The Smoking Popes was formed in 1990 in Crystal Lake, Illinois, by two Caterer brothers, Josh (guitar, vocals) and Matt (bass), and a neighbor, drummer Mike Felumlee; guitarist Eli Caterer, the youngest of the siblings, joined the band in progress. Despite a few conflicting flashes (like the blas‚ "Let Them Die" and the coyly suggestive "Double Fisted Love") on Get Fired, the short, shoddy indie debut is so earnestly witless that it actually might be sincere. The Popes chuck awkward turns into standard pop chord progressions, fleshing out their boppy, Magnolias-recalling tunes with roaring guitars behind Josh's budding Vic Damone (by way of Morrissey) croon. Playing it rough but singing it sweet, the band puts dynamic tension into the cheerleading "Let's Hear It for Love," "Don't Be Afraid" and "That's Where I Come In" but winds up competing with itself.

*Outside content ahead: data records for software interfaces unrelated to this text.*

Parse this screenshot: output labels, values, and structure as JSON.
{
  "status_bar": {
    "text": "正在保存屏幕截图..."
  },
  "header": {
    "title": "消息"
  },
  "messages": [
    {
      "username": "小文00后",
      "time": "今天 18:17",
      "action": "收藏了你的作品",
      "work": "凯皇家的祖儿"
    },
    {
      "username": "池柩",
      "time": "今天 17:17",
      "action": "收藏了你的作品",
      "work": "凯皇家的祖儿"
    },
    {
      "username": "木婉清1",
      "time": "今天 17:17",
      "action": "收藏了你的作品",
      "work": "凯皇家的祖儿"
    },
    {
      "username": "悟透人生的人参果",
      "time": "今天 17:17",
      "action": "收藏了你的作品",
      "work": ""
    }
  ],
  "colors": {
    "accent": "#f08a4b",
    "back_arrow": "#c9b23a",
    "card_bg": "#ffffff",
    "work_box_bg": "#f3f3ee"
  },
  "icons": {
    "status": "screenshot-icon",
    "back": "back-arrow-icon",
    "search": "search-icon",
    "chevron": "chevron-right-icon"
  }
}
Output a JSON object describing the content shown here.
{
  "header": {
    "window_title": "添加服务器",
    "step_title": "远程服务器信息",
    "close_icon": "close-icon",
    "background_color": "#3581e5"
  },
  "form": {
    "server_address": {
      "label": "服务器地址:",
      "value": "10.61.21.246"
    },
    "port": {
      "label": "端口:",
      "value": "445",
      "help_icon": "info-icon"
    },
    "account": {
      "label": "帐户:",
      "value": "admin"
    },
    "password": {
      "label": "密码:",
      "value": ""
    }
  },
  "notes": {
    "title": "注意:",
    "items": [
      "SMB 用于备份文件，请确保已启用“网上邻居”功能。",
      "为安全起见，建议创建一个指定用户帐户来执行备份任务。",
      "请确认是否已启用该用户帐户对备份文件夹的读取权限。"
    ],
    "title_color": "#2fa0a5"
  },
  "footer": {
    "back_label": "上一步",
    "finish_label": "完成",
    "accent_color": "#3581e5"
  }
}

Born to Quit, a 28-minute indie release reissued by a major, refines the Popes' romantic innocence while mortising up the Ramonesy guitar wall and sublimating Josh's deepening voice into a cross between Pat DiNizio and Morrissey. The production has barely graduated to second-rate, but the band's skills are much improved, and the smoothly catchy songs (especially the gimmicky "Rubella," the Beatlesque "My Lucky Day" and the amazingly Smiths-like "Need You Around") go down like gumdrops. The band's deadpan innocence is still unsettling (Brian Wilson was the last rock'n'roll songwriter to get away with anything like the sappy "Mrs. You and Me"), but sometimes a love song is just a love song.

[Ira Robbins]